The potential health risks posed by BPA exposure through consumer products has recently caught the attention of advocacy groups. The Centers for Environmental Health (CEH), a California-based organization, recently announced legal action against eight prominent activewear brands after finding dangerous levels of BPA in their clothing.
CEH commissioned tests of sports bras and athletic shirts from these popular brands. Shockingly, the results revealed BPA levels over 40 times the legal limit in some products. Brands flagged included sportswear giants Nike, Adidas, and Patagonia. According to CEH, the BPA was likely leaching from the plastics used in the clothing tags and care labels sown into these garments.
“We purposely chose to test sports bras because of all the clothing that has plastic parts, we assumed sports bras would leach less BPA,” said CEO Michael Green. “We were very surprised to find such high levels of BPA leaching out of tags and care labels. Consumers shouldn’t have to choose between protecting their health and being active.”
CEH has demanded these companies reformulate their products to remove all BPA. Failure to do so within 60 days will result in a lawsuit being filed to force compliance. This potential legal action raises the pressure on major clothing brands to acknowledge and address the harms of BPA in their products.
This continuation summarizes the key details from CEH’s announcement, including which brands were implicated, the methodology, and the alarming results that exceeded legal safety limits by leaps and bounds. It uses quotes to emphasize the severity of the findings and need for brands to take action.
Avoiding Exposure Of BPAs
The revelations of substantial BPA contamination in the clothing and footwear of major athletic brands are alarming for consumers. However, there are steps individuals can take to reduce exposure and minimize associated health risks.
First, seek out and purchase BPA-free products whenever possible. Manufacturers are increasingly labeling goods that do not contain BPA. Additionally, avoid plastics marked with recycle codes 3 or 7, as these commonly signify the presence of BPA.

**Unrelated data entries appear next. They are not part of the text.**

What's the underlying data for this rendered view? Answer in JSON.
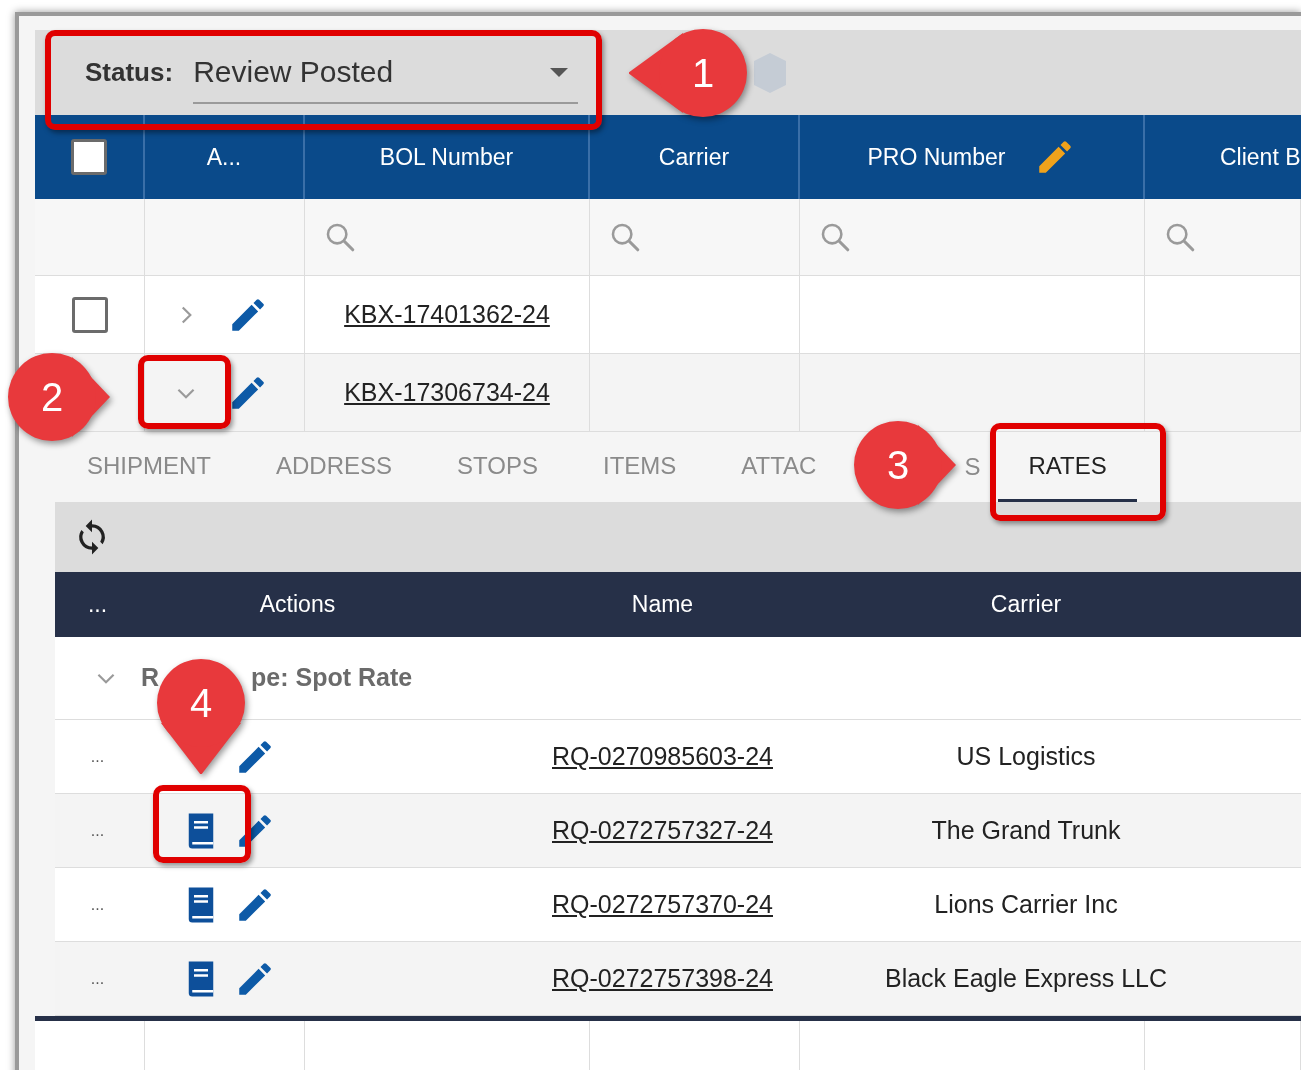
{
  "status_filter": {
    "label": "Status:",
    "value": "Review Posted"
  },
  "table": {
    "columns": [
      {
        "kind": "checkbox",
        "checked": false
      },
      {
        "kind": "text",
        "label": "A...",
        "filter": false
      },
      {
        "kind": "text",
        "label": "BOL Number",
        "filter": true
      },
      {
        "kind": "text",
        "label": "Carrier",
        "filter": true
      },
      {
        "kind": "edit",
        "label": "PRO Number",
        "filter": true
      },
      {
        "kind": "text",
        "label": "Client B",
        "filter": true
      }
    ],
    "rows": [
      {
        "checked": false,
        "expanded": false,
        "bol": "KBX-17401362-24"
      },
      {
        "expanded": true,
        "bol": "KBX-17306734-24"
      }
    ]
  },
  "detail": {
    "tabs": [
      {
        "label": "SHIPMENT",
        "selected": false
      },
      {
        "label": "ADDRESS",
        "selected": false
      },
      {
        "label": "STOPS",
        "selected": false
      },
      {
        "label": "ITEMS",
        "selected": false
      },
      {
        "label": "ATTAC",
        "tail": "S",
        "selected": false
      },
      {
        "label": "RATES",
        "selected": true
      }
    ],
    "rates": {
      "columns": [
        "...",
        "Actions",
        "Name",
        "Carrier"
      ],
      "group": {
        "expanded": true,
        "label": "R",
        "tail": "pe: Spot Rate"
      },
      "rows": [
        {
          "menu": "...",
          "book_icon": false,
          "name": "RQ-0270985603-24",
          "carrier": "US Logistics"
        },
        {
          "menu": "...",
          "book_icon": true,
          "name": "RQ-0272757327-24",
          "carrier": "The Grand Trunk"
        },
        {
          "menu": "...",
          "book_icon": true,
          "name": "RQ-0272757370-24",
          "carrier": "Lions Carrier Inc"
        },
        {
          "menu": "...",
          "book_icon": true,
          "name": "RQ-0272757398-24",
          "carrier": "Black Eagle Express LLC"
        }
      ]
    }
  },
  "annotations": [
    {
      "number": "1"
    },
    {
      "number": "2"
    },
    {
      "number": "3"
    },
    {
      "number": "4"
    }
  ]
}
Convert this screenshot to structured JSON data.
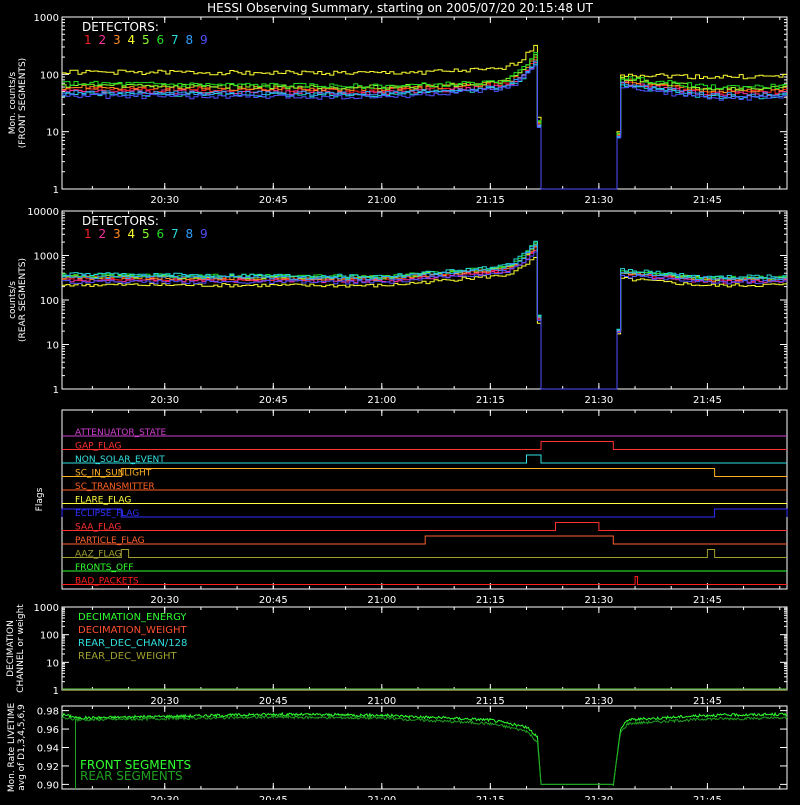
{
  "title": "HESSI Observing Summary, starting on 2005/07/20 20:15:48 UT",
  "detector_colors": [
    "#ff2020",
    "#ff2fa0",
    "#ff8c20",
    "#ffff30",
    "#8aff2f",
    "#22dd22",
    "#24d8d8",
    "#30a0ff",
    "#5050ff"
  ],
  "x_ticks": [
    "20:30",
    "20:45",
    "21:00",
    "21:15",
    "21:30",
    "21:45"
  ],
  "chart_data": [
    {
      "type": "line",
      "id": "front",
      "ylabel": "Mon. counts/s\n(FRONT SEGMENTS)",
      "yscale": "log",
      "ylim": [
        1,
        1000
      ],
      "y_ticks": [
        "1",
        "10",
        "100",
        "1000"
      ],
      "legend_title": "DETECTORS:",
      "legend_labels": [
        "1",
        "2",
        "3",
        "4",
        "5",
        "6",
        "7",
        "8",
        "9"
      ],
      "x": [
        "20:15:48",
        "21:00",
        "21:15",
        "21:21",
        "21:22",
        "21:32",
        "21:33",
        "21:45",
        "21:56"
      ],
      "series": [
        {
          "name": "1",
          "values": [
            55,
            52,
            65,
            180,
            1,
            1,
            75,
            48,
            50
          ]
        },
        {
          "name": "2",
          "values": [
            50,
            48,
            60,
            160,
            1,
            1,
            70,
            45,
            46
          ]
        },
        {
          "name": "3",
          "values": [
            60,
            55,
            68,
            200,
            1,
            1,
            80,
            52,
            55
          ]
        },
        {
          "name": "4",
          "values": [
            110,
            105,
            120,
            320,
            1,
            1,
            100,
            90,
            92
          ]
        },
        {
          "name": "5",
          "values": [
            65,
            60,
            70,
            220,
            1,
            1,
            85,
            58,
            58
          ]
        },
        {
          "name": "6",
          "values": [
            70,
            62,
            72,
            240,
            1,
            1,
            88,
            60,
            62
          ]
        },
        {
          "name": "7",
          "values": [
            45,
            44,
            55,
            150,
            1,
            1,
            65,
            40,
            42
          ]
        },
        {
          "name": "8",
          "values": [
            48,
            46,
            58,
            170,
            1,
            1,
            68,
            44,
            44
          ]
        },
        {
          "name": "9",
          "values": [
            42,
            40,
            52,
            140,
            1,
            1,
            60,
            38,
            40
          ]
        }
      ]
    },
    {
      "type": "line",
      "id": "rear",
      "ylabel": "counts/s\n(REAR SEGMENTS)",
      "yscale": "log",
      "ylim": [
        1,
        10000
      ],
      "y_ticks": [
        "1",
        "10",
        "100",
        "1000",
        "10000"
      ],
      "legend_title": "DETECTORS:",
      "legend_labels": [
        "1",
        "2",
        "3",
        "4",
        "5",
        "6",
        "7",
        "8",
        "9"
      ],
      "x": [
        "20:15:48",
        "21:00",
        "21:15",
        "21:21",
        "21:22",
        "21:32",
        "21:33",
        "21:45",
        "21:56"
      ],
      "series": [
        {
          "name": "1",
          "values": [
            300,
            290,
            450,
            1500,
            1,
            1,
            400,
            280,
            290
          ]
        },
        {
          "name": "2",
          "values": [
            280,
            270,
            420,
            1300,
            1,
            1,
            380,
            260,
            270
          ]
        },
        {
          "name": "3",
          "values": [
            320,
            300,
            470,
            1600,
            1,
            1,
            420,
            290,
            300
          ]
        },
        {
          "name": "4",
          "values": [
            220,
            210,
            340,
            900,
            1,
            1,
            300,
            210,
            220
          ]
        },
        {
          "name": "5",
          "values": [
            340,
            320,
            500,
            1800,
            1,
            1,
            440,
            300,
            310
          ]
        },
        {
          "name": "6",
          "values": [
            360,
            340,
            520,
            2000,
            1,
            1,
            460,
            310,
            320
          ]
        },
        {
          "name": "7",
          "values": [
            380,
            350,
            540,
            2100,
            1,
            1,
            480,
            330,
            340
          ]
        },
        {
          "name": "8",
          "values": [
            330,
            310,
            490,
            1700,
            1,
            1,
            430,
            300,
            300
          ]
        },
        {
          "name": "9",
          "values": [
            260,
            250,
            400,
            1200,
            1,
            1,
            350,
            250,
            260
          ]
        }
      ]
    },
    {
      "type": "line",
      "id": "flags",
      "ylabel": "Flags",
      "series": [
        {
          "name": "ATTENUATOR_STATE",
          "color": "#d040d0",
          "on": []
        },
        {
          "name": "GAP_FLAG",
          "color": "#ff3030",
          "on": [
            [
              "21:22",
              "21:32"
            ]
          ]
        },
        {
          "name": "NON_SOLAR_EVENT",
          "color": "#30e0e0",
          "on": [
            [
              "21:20",
              "21:22"
            ]
          ]
        },
        {
          "name": "SC_IN_SUNLIGHT",
          "color": "#ffb020",
          "on": [
            [
              "20:24",
              "21:46"
            ]
          ]
        },
        {
          "name": "SC_TRANSMITTER",
          "color": "#ff6020",
          "on": []
        },
        {
          "name": "FLARE_FLAG",
          "color": "#ffff40",
          "on": []
        },
        {
          "name": "ECLIPSE_FLAG",
          "color": "#3030ff",
          "on": [
            [
              "20:15:48",
              "20:24"
            ],
            [
              "21:46",
              "21:56"
            ]
          ]
        },
        {
          "name": "SAA_FLAG",
          "color": "#ff3030",
          "on": [
            [
              "21:24",
              "21:30"
            ]
          ]
        },
        {
          "name": "PARTICLE_FLAG",
          "color": "#ff6030",
          "on": [
            [
              "21:06",
              "21:32"
            ]
          ]
        },
        {
          "name": "AAZ_FLAG",
          "color": "#a0a030",
          "on": [
            [
              "20:24",
              "20:25"
            ],
            [
              "21:45",
              "21:46"
            ]
          ]
        },
        {
          "name": "FRONTS_OFF",
          "color": "#30ff30",
          "on": []
        },
        {
          "name": "BAD_PACKETS",
          "color": "#ff2020",
          "on": [
            [
              "21:35",
              "21:35:20"
            ]
          ]
        }
      ]
    },
    {
      "type": "line",
      "id": "decimation",
      "ylabel": "DECIMATION\nCHANNEL or weight",
      "yscale": "log",
      "ylim": [
        1,
        1000
      ],
      "y_ticks": [
        "1",
        "10",
        "100",
        "1000"
      ],
      "series": [
        {
          "name": "DECIMATION_ENERGY",
          "color": "#30ff30"
        },
        {
          "name": "DECIMATION_WEIGHT",
          "color": "#ff5030"
        },
        {
          "name": "REAR_DEC_CHAN/128",
          "color": "#30e0e0"
        },
        {
          "name": "REAR_DEC_WEIGHT",
          "color": "#a0a030"
        }
      ]
    },
    {
      "type": "line",
      "id": "livetime",
      "ylabel": "Mon. Rate LIVETIME\navg of D1,3,4,5,6,9",
      "ylim": [
        0.895,
        0.985
      ],
      "y_ticks": [
        "0.90",
        "0.92",
        "0.94",
        "0.96",
        "0.98"
      ],
      "x": [
        "20:15:48",
        "20:17",
        "20:18",
        "20:45",
        "21:00",
        "21:15",
        "21:20",
        "21:21:30",
        "21:22",
        "21:32",
        "21:33",
        "21:34",
        "21:45",
        "21:56"
      ],
      "series": [
        {
          "name": "FRONT SEGMENTS",
          "color": "#30ff30",
          "values": [
            0.976,
            0.974,
            0.972,
            0.976,
            0.975,
            0.97,
            0.962,
            0.952,
            0.9,
            0.9,
            0.96,
            0.97,
            0.975,
            0.976
          ]
        },
        {
          "name": "REAR SEGMENTS",
          "color": "#20a020",
          "values": [
            0.972,
            0.971,
            0.97,
            0.973,
            0.972,
            0.966,
            0.958,
            0.946,
            0.9,
            0.9,
            0.956,
            0.966,
            0.971,
            0.972
          ]
        }
      ]
    }
  ]
}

When using any plastics, never microwave food or wash in the dishwasher, as heat can cause BPA to leach out over time. Opt for fresh, whole fruits and vegetables over canned goods. For food storage, use alternate materials like glass, porcelain, or stainless steel containers.
With increased vigilance in product selection and food preparation, individuals can significantly decrease everyday BPA exposure. But pressure must continue on manufacturers and regulators to limit the use of this toxic chemical, especially in products marketed to children. The health of future generations depends on decisive action to purge BPA from consumer goods.
The recent findings of alarming levels of the toxic chemical bisphenol A (BPA) in popular athletic shoes and clothing raise serious concerns about consumer safety. Independent testing revealed concentrations of BPA up to 40 times higher than the legal limit in sports bras and shirts from major brands like Nike, Adidas, and Patagonia.
The potential health risks posed by exposure to endocrine-disrupting BPA, particularly during childhood development, are significant. Advocacy organizations like CEH are rightly applying pressure on manufacturers to reformulate products without this hazardous chemical. Brands that fail to comply could face legal action.
While more research on BPA is still needed, consumers should take proactive steps to avoid exposure wherever possible. This includes careful selection of BPA-free goods, as well as precautions during food storage and preparation. With vigilance and vocal demand for change, individuals can protect themselves and prompt the industry-wide shift away from BPA that is so urgently needed.
The true test will be whether apparel and footwear giants accept their responsibility and phase out BPA without delay. The health of millions rests on their willingness to put consumer safety ahead of convenience and their bottom line. For the sake of present and future generations, we must keep the pressure on.